[Start of Attachment]

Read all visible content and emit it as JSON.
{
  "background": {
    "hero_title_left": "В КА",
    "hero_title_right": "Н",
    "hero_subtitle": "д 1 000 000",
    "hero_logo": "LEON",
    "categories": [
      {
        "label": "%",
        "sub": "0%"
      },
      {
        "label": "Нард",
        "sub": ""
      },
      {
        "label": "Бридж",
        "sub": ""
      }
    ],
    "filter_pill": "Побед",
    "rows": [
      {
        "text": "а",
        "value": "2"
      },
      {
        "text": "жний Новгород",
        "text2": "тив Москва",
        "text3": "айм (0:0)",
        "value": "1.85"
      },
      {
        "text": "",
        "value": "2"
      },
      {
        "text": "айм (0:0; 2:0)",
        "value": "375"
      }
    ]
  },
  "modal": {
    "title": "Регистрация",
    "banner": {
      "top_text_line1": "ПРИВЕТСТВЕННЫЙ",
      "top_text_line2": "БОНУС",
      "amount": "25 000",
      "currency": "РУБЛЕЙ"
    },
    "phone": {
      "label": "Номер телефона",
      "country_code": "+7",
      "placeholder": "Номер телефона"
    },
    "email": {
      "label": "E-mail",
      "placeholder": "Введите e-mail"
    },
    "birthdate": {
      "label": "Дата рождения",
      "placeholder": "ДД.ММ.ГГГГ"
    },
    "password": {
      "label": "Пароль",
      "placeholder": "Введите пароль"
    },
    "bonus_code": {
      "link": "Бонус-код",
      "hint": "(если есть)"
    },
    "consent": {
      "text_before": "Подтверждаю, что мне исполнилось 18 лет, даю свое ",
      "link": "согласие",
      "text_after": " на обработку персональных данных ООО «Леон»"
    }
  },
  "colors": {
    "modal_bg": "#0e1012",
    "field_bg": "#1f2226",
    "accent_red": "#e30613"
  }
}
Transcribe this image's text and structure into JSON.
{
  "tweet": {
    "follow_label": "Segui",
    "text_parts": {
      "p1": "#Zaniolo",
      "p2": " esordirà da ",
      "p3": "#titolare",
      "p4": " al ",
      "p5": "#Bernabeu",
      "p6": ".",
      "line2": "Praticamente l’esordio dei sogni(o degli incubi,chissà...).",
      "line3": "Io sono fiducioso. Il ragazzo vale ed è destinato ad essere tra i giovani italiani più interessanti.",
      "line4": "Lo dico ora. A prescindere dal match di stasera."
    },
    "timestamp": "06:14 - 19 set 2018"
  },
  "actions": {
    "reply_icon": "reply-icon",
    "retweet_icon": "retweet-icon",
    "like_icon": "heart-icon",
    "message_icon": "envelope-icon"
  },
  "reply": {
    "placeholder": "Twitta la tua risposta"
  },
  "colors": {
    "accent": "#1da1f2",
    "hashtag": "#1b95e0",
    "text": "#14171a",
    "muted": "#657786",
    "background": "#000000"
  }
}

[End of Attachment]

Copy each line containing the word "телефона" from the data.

      "label": "Номер телефона",
      "placeholder": "Номер телефона"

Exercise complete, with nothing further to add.